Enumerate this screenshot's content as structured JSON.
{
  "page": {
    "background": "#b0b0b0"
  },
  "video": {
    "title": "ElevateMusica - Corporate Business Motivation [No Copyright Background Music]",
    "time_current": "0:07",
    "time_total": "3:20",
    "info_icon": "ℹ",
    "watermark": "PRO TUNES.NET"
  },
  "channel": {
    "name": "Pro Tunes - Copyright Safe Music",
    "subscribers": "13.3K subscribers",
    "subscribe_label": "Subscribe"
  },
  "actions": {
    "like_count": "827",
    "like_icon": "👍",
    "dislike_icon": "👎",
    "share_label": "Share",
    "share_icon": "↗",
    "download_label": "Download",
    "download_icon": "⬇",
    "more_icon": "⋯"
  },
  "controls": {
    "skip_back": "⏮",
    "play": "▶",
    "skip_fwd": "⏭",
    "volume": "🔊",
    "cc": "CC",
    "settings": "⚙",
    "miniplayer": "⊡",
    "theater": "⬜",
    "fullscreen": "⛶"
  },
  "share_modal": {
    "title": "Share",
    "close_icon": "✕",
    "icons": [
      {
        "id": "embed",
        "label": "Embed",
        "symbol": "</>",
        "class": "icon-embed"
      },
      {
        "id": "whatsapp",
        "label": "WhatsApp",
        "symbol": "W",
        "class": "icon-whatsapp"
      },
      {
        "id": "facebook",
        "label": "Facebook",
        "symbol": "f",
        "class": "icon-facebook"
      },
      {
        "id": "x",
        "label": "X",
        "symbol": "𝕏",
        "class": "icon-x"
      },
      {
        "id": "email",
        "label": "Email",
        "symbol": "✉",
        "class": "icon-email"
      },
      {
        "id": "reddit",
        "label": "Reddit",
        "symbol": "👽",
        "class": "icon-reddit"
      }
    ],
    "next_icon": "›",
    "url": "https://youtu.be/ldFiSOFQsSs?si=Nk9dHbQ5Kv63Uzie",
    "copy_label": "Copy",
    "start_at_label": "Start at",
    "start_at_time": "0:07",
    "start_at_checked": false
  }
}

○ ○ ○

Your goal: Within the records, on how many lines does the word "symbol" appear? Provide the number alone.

Exercise solution: 6